Inscribed Hebrew seals

Inscribed Hebrew seals

Semi precious stone, limestone, bone, glass, bronze, silver

H: 0.5 - 2 cm

Gifts of Norman P. Schenker Collection of Hebrew Seals; Dr. Reuben Hecht; Esther Lamport; Shoshana Richman

Archaeology/Israelite & Persian Periods

In ancient times, when only a small minority of people could read and write, the seal impression was used as a mark of ownership and as a means of authenticating documents, just as the signature is used today. The seals are usually made of semi precious stone or hard limestone, and a few are carved from bone, glass, bronze, or silver. Archaeological evidence shows that pottery vessels containing wine, oil, or valuables were closed with clay stoppers which were then stamped with a seal. Papyrus documents were rolled up, tied with a string, and secured with a lump of wet clay on which a seal was impressed (bulla). Great importance is ascribed to the seal in the Bible: it was the symbol of the king's authority, appearing on all royal edicts (I Kings 21:8). Seal inscriptions were carved in mirror writing, so as to appear correctly in the seal impression. The seals bear the name of the owner, generally with the father's name appended, used as a sort of 'family name.' Some seals also bear an ornamental design. A particularly important group of seals is inscribed with the names of ministers or other royal functionaries, many bearing titles or names that are mentioned in the Bible.

From the Israel Museum publications:

The Israel Museum, Publisher: Harry N. Abrams, Inc., 2005

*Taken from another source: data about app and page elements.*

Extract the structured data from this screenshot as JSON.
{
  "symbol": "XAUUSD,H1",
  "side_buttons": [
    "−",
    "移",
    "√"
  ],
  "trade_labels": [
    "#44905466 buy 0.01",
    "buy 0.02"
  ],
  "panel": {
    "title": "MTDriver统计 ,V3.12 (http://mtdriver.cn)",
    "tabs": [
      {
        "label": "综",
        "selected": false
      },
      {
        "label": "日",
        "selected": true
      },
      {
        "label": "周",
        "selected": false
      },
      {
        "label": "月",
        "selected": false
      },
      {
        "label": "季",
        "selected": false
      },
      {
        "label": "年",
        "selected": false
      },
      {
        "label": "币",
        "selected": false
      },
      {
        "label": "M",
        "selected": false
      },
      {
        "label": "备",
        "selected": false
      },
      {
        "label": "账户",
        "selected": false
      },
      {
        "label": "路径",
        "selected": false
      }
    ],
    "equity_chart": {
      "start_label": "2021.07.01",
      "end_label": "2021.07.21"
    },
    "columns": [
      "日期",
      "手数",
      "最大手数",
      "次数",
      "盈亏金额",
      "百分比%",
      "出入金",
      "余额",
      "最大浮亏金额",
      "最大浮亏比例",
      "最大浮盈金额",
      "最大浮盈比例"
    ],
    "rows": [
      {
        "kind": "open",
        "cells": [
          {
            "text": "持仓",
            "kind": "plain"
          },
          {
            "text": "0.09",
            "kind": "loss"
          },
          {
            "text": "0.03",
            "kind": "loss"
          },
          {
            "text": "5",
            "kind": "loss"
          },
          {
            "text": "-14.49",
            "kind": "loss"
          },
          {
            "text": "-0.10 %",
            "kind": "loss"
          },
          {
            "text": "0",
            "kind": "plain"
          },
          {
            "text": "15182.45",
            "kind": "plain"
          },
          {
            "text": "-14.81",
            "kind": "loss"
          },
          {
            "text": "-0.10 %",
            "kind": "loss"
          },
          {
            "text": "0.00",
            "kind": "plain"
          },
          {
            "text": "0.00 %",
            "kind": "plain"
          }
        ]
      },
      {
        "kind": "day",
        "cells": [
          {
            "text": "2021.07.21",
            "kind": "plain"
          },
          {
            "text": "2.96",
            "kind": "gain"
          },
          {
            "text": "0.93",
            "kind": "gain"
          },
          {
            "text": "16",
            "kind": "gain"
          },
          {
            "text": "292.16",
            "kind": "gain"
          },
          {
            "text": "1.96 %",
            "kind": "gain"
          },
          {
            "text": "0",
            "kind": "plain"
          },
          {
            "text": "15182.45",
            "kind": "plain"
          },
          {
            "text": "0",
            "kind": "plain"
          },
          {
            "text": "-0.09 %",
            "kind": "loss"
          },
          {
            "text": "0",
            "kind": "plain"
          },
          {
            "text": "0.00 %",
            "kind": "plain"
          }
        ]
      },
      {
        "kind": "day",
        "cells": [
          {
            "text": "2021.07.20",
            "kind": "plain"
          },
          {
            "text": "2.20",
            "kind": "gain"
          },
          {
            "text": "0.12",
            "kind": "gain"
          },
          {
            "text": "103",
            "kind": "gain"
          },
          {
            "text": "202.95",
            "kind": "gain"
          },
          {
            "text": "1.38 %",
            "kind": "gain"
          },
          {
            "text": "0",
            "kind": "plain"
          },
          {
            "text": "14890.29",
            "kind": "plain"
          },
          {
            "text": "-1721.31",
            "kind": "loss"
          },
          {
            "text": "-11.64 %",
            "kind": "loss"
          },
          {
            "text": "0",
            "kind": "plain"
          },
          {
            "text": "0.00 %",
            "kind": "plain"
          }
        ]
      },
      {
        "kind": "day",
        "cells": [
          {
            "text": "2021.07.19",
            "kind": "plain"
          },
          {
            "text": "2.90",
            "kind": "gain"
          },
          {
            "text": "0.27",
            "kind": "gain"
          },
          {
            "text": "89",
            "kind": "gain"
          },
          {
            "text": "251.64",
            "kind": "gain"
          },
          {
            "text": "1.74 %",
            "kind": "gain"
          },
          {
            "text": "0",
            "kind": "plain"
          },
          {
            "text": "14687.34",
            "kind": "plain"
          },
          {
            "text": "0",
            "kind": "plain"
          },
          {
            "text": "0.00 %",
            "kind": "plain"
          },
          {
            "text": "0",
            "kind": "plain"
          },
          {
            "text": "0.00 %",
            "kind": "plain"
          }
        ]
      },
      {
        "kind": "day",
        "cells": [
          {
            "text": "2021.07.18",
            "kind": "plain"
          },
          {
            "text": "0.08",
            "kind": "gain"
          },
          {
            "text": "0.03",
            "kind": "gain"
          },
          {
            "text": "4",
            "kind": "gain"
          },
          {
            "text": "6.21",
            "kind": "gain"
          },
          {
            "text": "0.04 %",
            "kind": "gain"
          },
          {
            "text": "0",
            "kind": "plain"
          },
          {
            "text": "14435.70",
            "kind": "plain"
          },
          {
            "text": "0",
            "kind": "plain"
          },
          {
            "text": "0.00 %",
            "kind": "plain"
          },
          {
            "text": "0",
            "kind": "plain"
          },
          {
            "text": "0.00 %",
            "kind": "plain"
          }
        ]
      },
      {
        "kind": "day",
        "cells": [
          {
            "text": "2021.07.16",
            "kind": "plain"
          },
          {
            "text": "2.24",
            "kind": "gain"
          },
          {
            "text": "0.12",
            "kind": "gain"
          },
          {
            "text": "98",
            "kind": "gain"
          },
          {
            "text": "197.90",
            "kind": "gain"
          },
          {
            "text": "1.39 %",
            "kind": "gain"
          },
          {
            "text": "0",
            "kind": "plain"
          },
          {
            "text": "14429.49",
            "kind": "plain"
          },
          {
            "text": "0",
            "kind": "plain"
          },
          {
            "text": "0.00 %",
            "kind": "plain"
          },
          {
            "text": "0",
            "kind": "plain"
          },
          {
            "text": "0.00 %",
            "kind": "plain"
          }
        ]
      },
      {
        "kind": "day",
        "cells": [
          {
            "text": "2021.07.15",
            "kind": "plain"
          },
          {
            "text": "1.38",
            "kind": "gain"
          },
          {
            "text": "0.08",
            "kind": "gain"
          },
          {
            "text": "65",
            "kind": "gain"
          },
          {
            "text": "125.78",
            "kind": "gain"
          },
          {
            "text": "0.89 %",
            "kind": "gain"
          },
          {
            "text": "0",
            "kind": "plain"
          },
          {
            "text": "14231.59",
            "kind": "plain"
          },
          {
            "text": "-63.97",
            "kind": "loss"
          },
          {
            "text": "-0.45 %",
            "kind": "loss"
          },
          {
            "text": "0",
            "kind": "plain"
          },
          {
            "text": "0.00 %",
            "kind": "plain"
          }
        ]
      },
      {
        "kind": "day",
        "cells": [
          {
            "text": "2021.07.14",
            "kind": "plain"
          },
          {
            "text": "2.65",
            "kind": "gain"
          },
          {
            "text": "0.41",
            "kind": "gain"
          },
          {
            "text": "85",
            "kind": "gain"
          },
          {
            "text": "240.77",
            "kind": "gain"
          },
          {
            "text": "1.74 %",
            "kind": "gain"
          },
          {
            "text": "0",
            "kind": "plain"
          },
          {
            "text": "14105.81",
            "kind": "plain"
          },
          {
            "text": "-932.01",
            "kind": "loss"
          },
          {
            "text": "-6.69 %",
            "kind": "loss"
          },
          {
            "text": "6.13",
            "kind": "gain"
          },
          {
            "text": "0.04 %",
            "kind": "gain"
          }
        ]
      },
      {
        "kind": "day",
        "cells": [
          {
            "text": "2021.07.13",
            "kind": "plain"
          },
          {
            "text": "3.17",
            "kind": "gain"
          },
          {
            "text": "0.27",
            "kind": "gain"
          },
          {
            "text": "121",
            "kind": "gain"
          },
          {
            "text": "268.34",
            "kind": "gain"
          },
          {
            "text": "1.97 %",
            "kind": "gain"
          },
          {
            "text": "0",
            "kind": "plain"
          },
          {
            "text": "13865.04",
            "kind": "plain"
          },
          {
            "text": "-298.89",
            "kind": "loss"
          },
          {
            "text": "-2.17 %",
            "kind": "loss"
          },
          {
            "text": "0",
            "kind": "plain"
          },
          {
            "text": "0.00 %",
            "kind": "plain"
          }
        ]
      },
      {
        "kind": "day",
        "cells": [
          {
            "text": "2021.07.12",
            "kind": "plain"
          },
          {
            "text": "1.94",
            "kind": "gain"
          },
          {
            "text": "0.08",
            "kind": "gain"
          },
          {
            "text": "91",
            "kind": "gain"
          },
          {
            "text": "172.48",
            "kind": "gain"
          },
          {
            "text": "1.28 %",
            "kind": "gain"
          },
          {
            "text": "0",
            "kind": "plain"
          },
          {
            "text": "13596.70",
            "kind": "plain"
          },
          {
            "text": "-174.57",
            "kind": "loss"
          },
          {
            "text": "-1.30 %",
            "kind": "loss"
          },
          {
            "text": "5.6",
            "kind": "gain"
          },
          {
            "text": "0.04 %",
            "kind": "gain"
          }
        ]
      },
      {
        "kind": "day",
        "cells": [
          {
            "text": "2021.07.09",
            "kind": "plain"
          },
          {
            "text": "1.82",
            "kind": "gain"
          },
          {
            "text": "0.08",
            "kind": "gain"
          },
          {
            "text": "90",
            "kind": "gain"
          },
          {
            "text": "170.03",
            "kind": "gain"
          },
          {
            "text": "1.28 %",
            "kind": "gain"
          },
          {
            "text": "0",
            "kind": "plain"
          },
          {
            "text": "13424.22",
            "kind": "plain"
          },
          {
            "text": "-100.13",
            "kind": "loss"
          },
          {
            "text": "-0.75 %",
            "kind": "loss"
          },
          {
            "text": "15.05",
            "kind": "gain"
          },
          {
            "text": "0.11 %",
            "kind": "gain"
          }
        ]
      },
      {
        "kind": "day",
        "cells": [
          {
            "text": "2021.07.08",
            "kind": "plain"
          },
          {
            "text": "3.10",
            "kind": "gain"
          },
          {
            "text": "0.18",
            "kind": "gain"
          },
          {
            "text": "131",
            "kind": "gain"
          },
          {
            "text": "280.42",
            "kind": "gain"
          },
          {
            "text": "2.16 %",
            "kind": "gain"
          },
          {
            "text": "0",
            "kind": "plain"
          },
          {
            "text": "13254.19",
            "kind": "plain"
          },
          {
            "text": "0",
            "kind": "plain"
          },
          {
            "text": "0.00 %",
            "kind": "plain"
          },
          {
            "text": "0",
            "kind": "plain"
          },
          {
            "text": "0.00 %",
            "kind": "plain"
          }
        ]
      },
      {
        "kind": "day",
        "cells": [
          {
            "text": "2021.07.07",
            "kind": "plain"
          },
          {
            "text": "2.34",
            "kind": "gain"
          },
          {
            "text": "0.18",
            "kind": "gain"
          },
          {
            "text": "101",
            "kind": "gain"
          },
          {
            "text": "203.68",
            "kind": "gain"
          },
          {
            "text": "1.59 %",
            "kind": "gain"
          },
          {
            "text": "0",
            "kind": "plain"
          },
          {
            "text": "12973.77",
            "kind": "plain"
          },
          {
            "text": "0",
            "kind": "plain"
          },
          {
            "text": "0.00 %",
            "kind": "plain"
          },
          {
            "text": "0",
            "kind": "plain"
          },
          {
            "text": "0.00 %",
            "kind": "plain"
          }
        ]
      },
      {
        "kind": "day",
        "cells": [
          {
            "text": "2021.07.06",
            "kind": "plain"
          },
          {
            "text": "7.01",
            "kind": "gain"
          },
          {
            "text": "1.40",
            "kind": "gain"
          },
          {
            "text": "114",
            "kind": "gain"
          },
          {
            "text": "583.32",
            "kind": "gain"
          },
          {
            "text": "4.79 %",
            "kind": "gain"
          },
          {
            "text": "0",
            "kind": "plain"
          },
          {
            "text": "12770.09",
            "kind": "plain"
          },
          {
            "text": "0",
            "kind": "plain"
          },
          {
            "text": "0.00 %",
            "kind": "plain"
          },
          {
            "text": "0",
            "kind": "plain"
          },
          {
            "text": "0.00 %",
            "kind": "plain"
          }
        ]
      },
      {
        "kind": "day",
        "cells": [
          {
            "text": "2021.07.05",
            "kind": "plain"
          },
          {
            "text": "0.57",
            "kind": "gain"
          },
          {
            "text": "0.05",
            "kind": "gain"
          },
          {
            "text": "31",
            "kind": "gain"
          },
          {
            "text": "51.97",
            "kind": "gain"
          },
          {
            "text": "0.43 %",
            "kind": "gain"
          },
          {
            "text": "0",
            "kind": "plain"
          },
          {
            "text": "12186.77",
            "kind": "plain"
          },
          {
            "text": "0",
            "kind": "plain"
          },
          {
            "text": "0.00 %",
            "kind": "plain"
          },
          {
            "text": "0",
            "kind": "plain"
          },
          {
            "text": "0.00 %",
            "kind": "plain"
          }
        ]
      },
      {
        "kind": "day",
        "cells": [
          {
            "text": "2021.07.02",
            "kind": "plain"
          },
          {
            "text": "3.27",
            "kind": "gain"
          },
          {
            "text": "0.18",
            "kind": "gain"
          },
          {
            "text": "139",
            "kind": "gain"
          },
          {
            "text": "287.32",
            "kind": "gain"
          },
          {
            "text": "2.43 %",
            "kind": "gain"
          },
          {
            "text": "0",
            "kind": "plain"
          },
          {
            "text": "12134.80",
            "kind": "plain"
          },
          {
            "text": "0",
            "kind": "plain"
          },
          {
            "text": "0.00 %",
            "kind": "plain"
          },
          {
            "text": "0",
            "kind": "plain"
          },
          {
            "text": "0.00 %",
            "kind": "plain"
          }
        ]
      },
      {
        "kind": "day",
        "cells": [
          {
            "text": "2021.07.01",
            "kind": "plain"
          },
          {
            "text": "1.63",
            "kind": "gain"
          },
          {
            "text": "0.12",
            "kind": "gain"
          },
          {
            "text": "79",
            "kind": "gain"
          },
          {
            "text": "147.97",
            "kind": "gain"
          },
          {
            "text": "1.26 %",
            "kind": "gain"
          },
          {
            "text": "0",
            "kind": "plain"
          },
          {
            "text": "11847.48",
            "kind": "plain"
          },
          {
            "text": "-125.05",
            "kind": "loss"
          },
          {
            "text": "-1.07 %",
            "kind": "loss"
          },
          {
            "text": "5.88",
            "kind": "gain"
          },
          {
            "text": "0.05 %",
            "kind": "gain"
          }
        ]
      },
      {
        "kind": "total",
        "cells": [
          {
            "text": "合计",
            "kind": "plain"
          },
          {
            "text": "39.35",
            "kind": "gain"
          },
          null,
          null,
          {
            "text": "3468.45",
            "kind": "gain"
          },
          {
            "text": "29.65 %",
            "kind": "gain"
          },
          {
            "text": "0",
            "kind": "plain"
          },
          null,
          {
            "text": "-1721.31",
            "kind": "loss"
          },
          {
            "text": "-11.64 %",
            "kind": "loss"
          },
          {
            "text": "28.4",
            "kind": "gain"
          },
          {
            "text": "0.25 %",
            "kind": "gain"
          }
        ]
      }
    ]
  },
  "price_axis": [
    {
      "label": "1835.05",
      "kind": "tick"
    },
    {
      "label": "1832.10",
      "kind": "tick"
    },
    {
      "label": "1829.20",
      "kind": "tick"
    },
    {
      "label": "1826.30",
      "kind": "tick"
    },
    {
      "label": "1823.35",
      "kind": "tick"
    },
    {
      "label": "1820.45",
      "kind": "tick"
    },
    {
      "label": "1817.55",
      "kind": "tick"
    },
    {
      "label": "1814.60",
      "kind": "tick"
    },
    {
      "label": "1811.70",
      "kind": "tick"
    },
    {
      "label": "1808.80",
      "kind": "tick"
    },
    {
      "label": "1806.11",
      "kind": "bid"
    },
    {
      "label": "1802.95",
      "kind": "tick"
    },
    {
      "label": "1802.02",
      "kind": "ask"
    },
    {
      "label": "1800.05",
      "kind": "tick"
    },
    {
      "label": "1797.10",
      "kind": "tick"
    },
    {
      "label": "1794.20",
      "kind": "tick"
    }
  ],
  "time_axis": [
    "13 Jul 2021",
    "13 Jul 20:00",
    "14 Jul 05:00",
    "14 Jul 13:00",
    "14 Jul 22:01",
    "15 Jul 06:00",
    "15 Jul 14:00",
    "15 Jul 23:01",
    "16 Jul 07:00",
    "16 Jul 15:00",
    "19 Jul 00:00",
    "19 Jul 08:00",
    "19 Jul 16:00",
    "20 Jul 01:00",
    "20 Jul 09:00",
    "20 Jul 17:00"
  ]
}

Digital presentation of this object was made possible by:
The Ridgefield Foundation, New York, in memory of Henry J. and Erna D. Leir